In the “OK but I probably wouldn’t bother with it again” category were the saffron with orzo and shrimp (“it didn’t have that much flavor”), capellini with tomatoes and peas (“nothing special”), the baked pastina casserole (“it needed something….garlic? wine?”), rigatoni with sausage, peppers, and onions (“good for a crowd but nothing outstanding”), and creamy pumpkin lasagna rolls, which were complicated to assemble and were “good but not worth the effort.”
On the negative side was the popover recipe (“it stuck to my non-stick pan, even though I used cooking spray!”), and the pasta and ceci soup (“easy to make but too salty”). The general feeling seemed to be that the book was good, but not terribly inventive. To be fair the book is called Everyday Pasta, and so probably isn’t designed to be cutting edge. We appreciated that most of the recipes were fairly quick and easy to make, and most used ingredients that are available in any supermarket.
However, if you want to try something a little more esoteric, look no further than our second title this month: Pasta Modern by Francine Segan. This book showcases modern twists on traditional recipes and/or recipes using less-familiar ingredients and combinations. For instance, soup in a sack involved making a dough of semolina, eggs, and chopped ham, which you then formed into a cylinder and enclosed in parchment paper. This “sack” was then simmered in broth. When cooked, it was diced and served in the broth. Different, and “really, really good!” Duck Venetian style was a sauce made of ground duck served over pasta. While the sauce didn’t seem to hold together all that well, the duck flavor was “different and delicious.” This recipe is pretty tough on the budget, though– duck breast is $14.99/lb! Zucchini-glazed pasta used a common ingredient in a new way: zucchini is grated, salted, and the squeezed juices are used as part of the pasta-cooking liquid. The grated zucchini is added raw or sauteed at the end: “very tasty!” Might come in handy during the summer glut of zucchini. Pumpkin carbonara sounded good: roasted squash and onions combined with an eggy sauce. But the sauce was nearly nonexistent, so it was basically a plate of pasta with roasted veggies– good but not what the recipe promised.

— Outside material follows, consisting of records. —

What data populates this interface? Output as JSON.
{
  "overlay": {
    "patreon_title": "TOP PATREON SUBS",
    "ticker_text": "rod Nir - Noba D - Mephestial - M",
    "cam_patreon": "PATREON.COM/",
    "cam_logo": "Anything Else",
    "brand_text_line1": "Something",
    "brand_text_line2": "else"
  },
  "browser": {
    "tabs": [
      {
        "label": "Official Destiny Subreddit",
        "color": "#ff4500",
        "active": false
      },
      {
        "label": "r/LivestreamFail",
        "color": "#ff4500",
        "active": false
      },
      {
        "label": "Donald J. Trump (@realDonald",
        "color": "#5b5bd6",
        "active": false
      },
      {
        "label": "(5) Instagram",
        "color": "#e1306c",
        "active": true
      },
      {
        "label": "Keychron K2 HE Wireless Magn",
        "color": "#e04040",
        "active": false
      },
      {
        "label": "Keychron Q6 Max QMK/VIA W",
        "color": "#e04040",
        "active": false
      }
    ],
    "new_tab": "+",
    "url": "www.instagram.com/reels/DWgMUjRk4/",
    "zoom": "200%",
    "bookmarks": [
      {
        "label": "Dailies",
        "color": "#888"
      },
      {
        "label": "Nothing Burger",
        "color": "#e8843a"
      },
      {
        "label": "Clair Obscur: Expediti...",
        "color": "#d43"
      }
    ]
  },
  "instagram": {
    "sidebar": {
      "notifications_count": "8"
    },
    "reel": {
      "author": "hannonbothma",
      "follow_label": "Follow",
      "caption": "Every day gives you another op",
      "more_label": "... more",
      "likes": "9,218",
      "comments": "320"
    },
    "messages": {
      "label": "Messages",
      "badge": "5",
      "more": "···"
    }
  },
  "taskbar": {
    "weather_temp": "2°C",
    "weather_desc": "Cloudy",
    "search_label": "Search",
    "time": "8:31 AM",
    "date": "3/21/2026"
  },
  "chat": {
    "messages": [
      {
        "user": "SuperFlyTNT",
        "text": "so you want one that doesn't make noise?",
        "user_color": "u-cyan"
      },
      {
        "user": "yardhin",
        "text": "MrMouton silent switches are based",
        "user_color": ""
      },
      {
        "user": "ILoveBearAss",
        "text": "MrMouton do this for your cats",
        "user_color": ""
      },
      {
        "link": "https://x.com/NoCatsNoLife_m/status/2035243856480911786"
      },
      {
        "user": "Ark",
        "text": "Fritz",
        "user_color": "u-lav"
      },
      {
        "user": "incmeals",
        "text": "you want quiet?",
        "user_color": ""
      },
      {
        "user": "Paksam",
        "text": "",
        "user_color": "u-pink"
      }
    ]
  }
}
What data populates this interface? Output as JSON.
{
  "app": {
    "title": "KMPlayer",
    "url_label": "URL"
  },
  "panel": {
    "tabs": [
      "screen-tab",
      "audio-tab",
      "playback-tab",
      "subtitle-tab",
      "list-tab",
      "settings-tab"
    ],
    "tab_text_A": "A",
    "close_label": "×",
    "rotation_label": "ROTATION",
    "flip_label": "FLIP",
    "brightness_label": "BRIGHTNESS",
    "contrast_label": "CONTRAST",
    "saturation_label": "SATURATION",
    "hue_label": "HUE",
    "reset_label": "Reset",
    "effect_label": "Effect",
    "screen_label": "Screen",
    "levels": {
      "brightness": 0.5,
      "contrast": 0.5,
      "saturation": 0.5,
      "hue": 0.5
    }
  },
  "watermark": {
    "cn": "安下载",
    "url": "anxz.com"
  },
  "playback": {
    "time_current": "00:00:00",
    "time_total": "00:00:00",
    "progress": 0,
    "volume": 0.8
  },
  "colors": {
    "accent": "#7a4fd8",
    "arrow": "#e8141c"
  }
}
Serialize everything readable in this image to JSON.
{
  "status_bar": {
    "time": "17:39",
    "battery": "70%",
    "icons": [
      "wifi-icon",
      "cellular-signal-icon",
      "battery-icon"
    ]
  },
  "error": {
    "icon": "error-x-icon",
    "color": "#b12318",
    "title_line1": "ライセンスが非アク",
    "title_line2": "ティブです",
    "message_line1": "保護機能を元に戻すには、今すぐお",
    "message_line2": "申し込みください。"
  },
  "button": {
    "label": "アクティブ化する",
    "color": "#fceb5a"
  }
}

This title had plenty of tempting photographs, and a beautiful two-page display of many of the less-familiar pasta shapes– helpful when trying to find substitutes. Certainly this book is not an “everyday” one, but if you’re looking to expand your pasta repertoire and try something unique, this is a good book to check out.
For next month, we’ll be teaming up with our One Book Chelmsford community-wide reading program and doing our part to “Keep Chelmsford in Suspense.”
The Mystery Writers of America Cookbook features recipes contributed by leading mystery and suspense writers. From appetizers to desserts, these writers have tried it all; and we hope you will, too! Join us at our next meeting in the Fireplace Room on Friday, April 29 at 11 AM.